Why Do You Need A Feasibility Study?
Feasibility studies are the backbone for any new food system project such as building a food hub, expanding a kitchen operation, or adding a new line of business. While a concept might seem like a great solution to accomplish a set of goals, such as a food hub increasing consumption of local produce, an analysis is needed to determine which, if any, scenarios will meet objectives. Thoroughly vetted against a series of assumptions, a feasibility study can demonstrate how your project could affect the local economy, employment, and environment in its area of influence.
Feasibility studies can require significant time and financial resources; however, skipping this step can lead to unsustainable business challenges. Plus, the process can actually be exciting. Why? A feasibility study can:
- Build buy-in and create excitement among community organizations, local farmers and entrepreneurs, and other potential partners
- Uncover new opportunities not previously considered

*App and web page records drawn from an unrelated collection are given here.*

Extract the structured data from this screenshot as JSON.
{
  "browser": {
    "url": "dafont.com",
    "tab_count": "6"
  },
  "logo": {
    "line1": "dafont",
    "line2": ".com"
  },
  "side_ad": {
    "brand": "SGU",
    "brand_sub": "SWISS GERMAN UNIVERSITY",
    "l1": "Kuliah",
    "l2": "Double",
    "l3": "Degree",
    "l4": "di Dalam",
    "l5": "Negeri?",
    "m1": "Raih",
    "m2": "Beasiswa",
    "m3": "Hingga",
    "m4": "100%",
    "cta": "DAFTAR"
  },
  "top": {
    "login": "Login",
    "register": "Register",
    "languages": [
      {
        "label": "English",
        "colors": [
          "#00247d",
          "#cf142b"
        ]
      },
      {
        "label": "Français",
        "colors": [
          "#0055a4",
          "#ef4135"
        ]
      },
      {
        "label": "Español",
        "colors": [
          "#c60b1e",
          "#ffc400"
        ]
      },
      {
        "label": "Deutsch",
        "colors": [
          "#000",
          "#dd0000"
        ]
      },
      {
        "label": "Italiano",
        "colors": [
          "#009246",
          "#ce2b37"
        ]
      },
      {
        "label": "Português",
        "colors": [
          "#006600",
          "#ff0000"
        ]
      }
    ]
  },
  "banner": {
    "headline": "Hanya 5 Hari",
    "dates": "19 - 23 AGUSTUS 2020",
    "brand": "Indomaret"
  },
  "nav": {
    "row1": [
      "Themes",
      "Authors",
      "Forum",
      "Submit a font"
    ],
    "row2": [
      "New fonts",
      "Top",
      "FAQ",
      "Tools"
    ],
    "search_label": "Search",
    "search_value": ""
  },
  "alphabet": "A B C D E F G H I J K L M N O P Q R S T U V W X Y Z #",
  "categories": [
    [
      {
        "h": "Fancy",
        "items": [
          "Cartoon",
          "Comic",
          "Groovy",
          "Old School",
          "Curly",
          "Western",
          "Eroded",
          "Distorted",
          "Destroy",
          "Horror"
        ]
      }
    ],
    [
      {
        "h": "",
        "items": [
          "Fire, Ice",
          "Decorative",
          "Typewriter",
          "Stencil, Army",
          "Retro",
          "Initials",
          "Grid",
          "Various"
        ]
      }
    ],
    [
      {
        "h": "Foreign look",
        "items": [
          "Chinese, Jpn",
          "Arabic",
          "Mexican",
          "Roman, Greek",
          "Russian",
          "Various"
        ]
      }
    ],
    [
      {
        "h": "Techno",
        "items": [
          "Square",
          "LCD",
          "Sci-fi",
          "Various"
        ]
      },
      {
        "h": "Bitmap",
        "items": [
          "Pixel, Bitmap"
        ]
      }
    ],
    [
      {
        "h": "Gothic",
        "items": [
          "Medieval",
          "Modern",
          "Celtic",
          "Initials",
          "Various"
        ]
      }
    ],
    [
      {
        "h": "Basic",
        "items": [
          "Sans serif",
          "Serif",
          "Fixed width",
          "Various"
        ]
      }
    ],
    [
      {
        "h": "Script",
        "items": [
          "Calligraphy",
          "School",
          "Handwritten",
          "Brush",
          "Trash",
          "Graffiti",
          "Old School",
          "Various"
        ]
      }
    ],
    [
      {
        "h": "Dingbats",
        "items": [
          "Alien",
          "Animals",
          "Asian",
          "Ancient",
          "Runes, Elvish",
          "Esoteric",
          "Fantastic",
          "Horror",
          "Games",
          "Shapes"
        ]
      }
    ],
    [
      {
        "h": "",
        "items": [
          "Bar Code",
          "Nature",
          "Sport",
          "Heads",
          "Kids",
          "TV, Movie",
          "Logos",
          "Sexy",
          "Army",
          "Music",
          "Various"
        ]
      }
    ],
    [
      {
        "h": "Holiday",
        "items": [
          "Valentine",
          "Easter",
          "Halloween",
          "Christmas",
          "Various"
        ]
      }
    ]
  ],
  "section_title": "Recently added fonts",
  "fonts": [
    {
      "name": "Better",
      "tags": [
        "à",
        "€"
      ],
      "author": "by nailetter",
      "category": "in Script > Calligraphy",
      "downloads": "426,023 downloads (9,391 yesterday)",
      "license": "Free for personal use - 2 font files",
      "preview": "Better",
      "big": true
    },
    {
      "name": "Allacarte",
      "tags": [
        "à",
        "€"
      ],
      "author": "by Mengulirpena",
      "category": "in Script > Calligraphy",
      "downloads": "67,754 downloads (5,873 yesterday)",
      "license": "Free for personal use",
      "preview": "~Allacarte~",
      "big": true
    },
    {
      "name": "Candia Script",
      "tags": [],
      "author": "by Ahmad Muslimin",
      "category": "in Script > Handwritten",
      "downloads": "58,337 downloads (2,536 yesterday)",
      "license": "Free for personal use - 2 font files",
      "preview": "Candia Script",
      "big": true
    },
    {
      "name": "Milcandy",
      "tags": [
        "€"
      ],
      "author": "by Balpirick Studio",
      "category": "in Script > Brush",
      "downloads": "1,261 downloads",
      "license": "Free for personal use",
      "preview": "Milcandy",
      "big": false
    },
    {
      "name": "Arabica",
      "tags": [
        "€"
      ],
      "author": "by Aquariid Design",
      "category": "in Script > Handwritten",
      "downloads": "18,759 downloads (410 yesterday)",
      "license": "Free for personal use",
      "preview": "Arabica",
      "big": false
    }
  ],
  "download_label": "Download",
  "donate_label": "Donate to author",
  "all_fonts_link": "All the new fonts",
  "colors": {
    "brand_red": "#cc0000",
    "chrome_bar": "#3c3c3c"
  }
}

- Enhance the probability of success by identifying and mitigating factors that could affect the project negatively
- Attract and secure funding from lending institutions and other funding sources.
What is Included in a Feasibility Study?
Feasibility studies result in a clearly defined project summary supported by research findings with specific recommendations distilled into a “go/no-go” decision—whether to continue the project, change its focus considerably, or hold off on it for now. Getting to this conclusion, though, requires several steps.
- Proposed Project and Hypothesis—the starting point. It clearly outlines the goals and one or more scenarios to explore. In place at the outset should be a project team that will guide the study, an engagement plan to involve stakeholders, and defined project deliverables. (We even have a handy rubric to help with this step.)
- Market Feasibility—identifies the demand in the market. This is done through an analysis of the current and future market potential, competition, and sales or service estimations, including from current and prospective customers. Information is gathered through interviews, surveys, secondary research, focus groups, community meetings, or a retail demand analysis. This answers who is the intended audience and how the new venture will meet their needs.
- Technical Feasibility—considers factors needed to implement a project, such as transportation infrastructure, business location, facilities and equipment, and the technology, materials, and labor that impact a project’s ability to succeed. This can also include the first visuals of the space layout for new facilities.
- Economic and Financial Feasibility—clarifies the expected project income and investment, in terms of time and money, in order to hit the project objectives. This involves analyzing the proposed operation to achieve sufficient income and cash flow to financially sustain the project over the long term.
- Management Feasibility—examines the legal and operational structure. While a project may fill a need in the market and proves financially viable, it is important to determine if an organization is equipped to manage it. This results in an outline of the operating structure and management team, and whether the organization leading the study will also lead the new venture or if a new owner/operator will need to be identified.
- The Go/No-Go Decision. This is an exciting step, though sometimes humbling. The previous steps give shape to an idea. The culminating decision to move forward builds energizing momentum to actualize a vision. A decision not to move forward can also be empowering because it can put an end to the swirl of questioning around new projects.
A well-conducted feasibility study provides valuable insights into the feasibility and viability of a project, helping stakeholders make informed decisions. It serves as a roadmap for the project’s development and can also be instrumental in attracting funding and support from various sources.
Ready for a feasibility study? The team of experts at New Venture Advisors is ready to partner with you!
Photo Courtesty of the Riley County (KS) Food and Farm Council